* **WHAT THE TASK REQUIRES**
The records below are to be duplicated character for character.

* **DATA EXTRACT**
********
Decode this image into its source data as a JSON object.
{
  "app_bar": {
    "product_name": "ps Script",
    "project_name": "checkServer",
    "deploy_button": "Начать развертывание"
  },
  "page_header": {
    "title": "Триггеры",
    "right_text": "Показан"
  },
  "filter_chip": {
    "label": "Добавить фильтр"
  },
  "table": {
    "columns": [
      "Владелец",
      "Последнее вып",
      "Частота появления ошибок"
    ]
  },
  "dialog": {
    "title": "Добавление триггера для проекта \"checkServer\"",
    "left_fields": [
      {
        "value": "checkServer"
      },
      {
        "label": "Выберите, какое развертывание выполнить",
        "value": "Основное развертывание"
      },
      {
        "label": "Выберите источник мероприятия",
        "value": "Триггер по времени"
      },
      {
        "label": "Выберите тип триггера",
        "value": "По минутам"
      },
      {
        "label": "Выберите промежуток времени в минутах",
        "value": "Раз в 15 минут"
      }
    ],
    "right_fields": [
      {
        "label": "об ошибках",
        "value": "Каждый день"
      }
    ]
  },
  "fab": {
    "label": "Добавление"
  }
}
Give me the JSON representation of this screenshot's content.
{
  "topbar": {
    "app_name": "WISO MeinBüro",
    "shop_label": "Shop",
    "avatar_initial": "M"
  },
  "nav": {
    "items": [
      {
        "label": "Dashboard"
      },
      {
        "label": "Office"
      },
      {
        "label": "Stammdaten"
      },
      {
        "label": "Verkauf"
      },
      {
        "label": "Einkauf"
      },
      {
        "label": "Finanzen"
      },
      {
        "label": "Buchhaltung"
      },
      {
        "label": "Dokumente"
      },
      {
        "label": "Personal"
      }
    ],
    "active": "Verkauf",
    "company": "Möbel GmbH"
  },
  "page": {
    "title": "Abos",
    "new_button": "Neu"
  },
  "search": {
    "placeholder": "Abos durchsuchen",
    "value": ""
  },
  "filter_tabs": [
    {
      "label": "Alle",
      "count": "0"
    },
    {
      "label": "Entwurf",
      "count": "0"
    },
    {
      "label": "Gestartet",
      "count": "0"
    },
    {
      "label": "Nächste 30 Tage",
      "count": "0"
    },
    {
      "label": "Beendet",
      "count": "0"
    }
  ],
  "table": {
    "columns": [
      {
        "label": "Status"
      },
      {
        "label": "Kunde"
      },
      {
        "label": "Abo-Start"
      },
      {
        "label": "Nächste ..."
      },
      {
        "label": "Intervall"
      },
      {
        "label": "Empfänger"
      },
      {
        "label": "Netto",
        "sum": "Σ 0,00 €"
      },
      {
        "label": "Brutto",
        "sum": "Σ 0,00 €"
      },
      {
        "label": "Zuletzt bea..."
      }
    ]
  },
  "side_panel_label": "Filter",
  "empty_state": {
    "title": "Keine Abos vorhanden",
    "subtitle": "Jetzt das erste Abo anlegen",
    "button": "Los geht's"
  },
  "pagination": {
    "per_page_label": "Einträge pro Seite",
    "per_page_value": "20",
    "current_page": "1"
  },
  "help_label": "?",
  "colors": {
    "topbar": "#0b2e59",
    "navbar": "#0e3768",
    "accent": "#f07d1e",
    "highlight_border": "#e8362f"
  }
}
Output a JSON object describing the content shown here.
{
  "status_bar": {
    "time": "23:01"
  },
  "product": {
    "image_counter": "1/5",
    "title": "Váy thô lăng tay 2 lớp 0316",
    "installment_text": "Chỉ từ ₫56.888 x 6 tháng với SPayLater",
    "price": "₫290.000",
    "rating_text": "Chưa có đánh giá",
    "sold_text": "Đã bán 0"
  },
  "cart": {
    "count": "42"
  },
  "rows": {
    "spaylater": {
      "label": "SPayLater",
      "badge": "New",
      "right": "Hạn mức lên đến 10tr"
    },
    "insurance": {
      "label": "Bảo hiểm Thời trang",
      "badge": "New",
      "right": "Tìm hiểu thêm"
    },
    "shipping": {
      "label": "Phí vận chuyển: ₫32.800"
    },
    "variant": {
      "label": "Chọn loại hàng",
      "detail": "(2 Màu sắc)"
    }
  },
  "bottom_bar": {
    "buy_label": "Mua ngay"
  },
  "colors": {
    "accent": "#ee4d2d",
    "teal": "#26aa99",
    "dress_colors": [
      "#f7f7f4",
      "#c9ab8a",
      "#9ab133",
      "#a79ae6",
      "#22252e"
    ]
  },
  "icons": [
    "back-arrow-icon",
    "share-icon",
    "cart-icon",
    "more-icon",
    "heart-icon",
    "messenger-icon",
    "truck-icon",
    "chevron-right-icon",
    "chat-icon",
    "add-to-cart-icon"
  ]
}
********
* **EXPECTED ANSWER**
Decode this image into its source data as a JSON object.
{
  "app_bar": {
    "product_name": "ps Script",
    "project_name": "checkServer",
    "deploy_button": "Начать развертывание"
  },
  "page_header": {
    "title": "Триггеры",
    "right_text": "Показан"
  },
  "filter_chip": {
    "label": "Добавить фильтр"
  },
  "table": {
    "columns": [
      "Владелец",
      "Последнее вып",
      "Частота появления ошибок"
    ]
  },
  "dialog": {
    "title": "Добавление триггера для проекта \"checkServer\"",
    "left_fields": [
      {
        "value": "checkServer"
      },
      {
        "label": "Выберите, какое развертывание выполнить",
        "value": "Основное развертывание"
      },
      {
        "label": "Выберите источник мероприятия",
        "value": "Триггер по времени"
      },
      {
        "label": "Выберите тип триггера",
        "value": "По минутам"
      },
      {
        "label": "Выберите промежуток времени в минутах",
        "value": "Раз в 15 минут"
      }
    ],
    "right_fields": [
      {
        "label": "об ошибках",
        "value": "Каждый день"
      }
    ]
  },
  "fab": {
    "label": "Добавление"
  }
}
Give me the JSON representation of this screenshot's content.
{
  "topbar": {
    "app_name": "WISO MeinBüro",
    "shop_label": "Shop",
    "avatar_initial": "M"
  },
  "nav": {
    "items": [
      {
        "label": "Dashboard"
      },
      {
        "label": "Office"
      },
      {
        "label": "Stammdaten"
      },
      {
        "label": "Verkauf"
      },
      {
        "label": "Einkauf"
      },
      {
        "label": "Finanzen"
      },
      {
        "label": "Buchhaltung"
      },
      {
        "label": "Dokumente"
      },
      {
        "label": "Personal"
      }
    ],
    "active": "Verkauf",
    "company": "Möbel GmbH"
  },
  "page": {
    "title": "Abos",
    "new_button": "Neu"
  },
  "search": {
    "placeholder": "Abos durchsuchen",
    "value": ""
  },
  "filter_tabs": [
    {
      "label": "Alle",
      "count": "0"
    },
    {
      "label": "Entwurf",
      "count": "0"
    },
    {
      "label": "Gestartet",
      "count": "0"
    },
    {
      "label": "Nächste 30 Tage",
      "count": "0"
    },
    {
      "label": "Beendet",
      "count": "0"
    }
  ],
  "table": {
    "columns": [
      {
        "label": "Status"
      },
      {
        "label": "Kunde"
      },
      {
        "label": "Abo-Start"
      },
      {
        "label": "Nächste ..."
      },
      {
        "label": "Intervall"
      },
      {
        "label": "Empfänger"
      },
      {
        "label": "Netto",
        "sum": "Σ 0,00 €"
      },
      {
        "label": "Brutto",
        "sum": "Σ 0,00 €"
      },
      {
        "label": "Zuletzt bea..."
      }
    ]
  },
  "side_panel_label": "Filter",
  "empty_state": {
    "title": "Keine Abos vorhanden",
    "subtitle": "Jetzt das erste Abo anlegen",
    "button": "Los geht's"
  },
  "pagination": {
    "per_page_label": "Einträge pro Seite",
    "per_page_value": "20",
    "current_page": "1"
  },
  "help_label": "?",
  "colors": {
    "topbar": "#0b2e59",
    "navbar": "#0e3768",
    "accent": "#f07d1e",
    "highlight_border": "#e8362f"
  }
}
Output a JSON object describing the content shown here.
{
  "status_bar": {
    "time": "23:01"
  },
  "product": {
    "image_counter": "1/5",
    "title": "Váy thô lăng tay 2 lớp 0316",
    "installment_text": "Chỉ từ ₫56.888 x 6 tháng với SPayLater",
    "price": "₫290.000",
    "rating_text": "Chưa có đánh giá",
    "sold_text": "Đã bán 0"
  },
  "cart": {
    "count": "42"
  },
  "rows": {
    "spaylater": {
      "label": "SPayLater",
      "badge": "New",
      "right": "Hạn mức lên đến 10tr"
    },
    "insurance": {
      "label": "Bảo hiểm Thời trang",
      "badge": "New",
      "right": "Tìm hiểu thêm"
    },
    "shipping": {
      "label": "Phí vận chuyển: ₫32.800"
    },
    "variant": {
      "label": "Chọn loại hàng",
      "detail": "(2 Màu sắc)"
    }
  },
  "bottom_bar": {
    "buy_label": "Mua ngay"
  },
  "colors": {
    "accent": "#ee4d2d",
    "teal": "#26aa99",
    "dress_colors": [
      "#f7f7f4",
      "#c9ab8a",
      "#9ab133",
      "#a79ae6",
      "#22252e"
    ]
  },
  "icons": [
    "back-arrow-icon",
    "share-icon",
    "cart-icon",
    "more-icon",
    "heart-icon",
    "messenger-icon",
    "truck-icon",
    "chevron-right-icon",
    "chat-icon",
    "add-to-cart-icon"
  ]
}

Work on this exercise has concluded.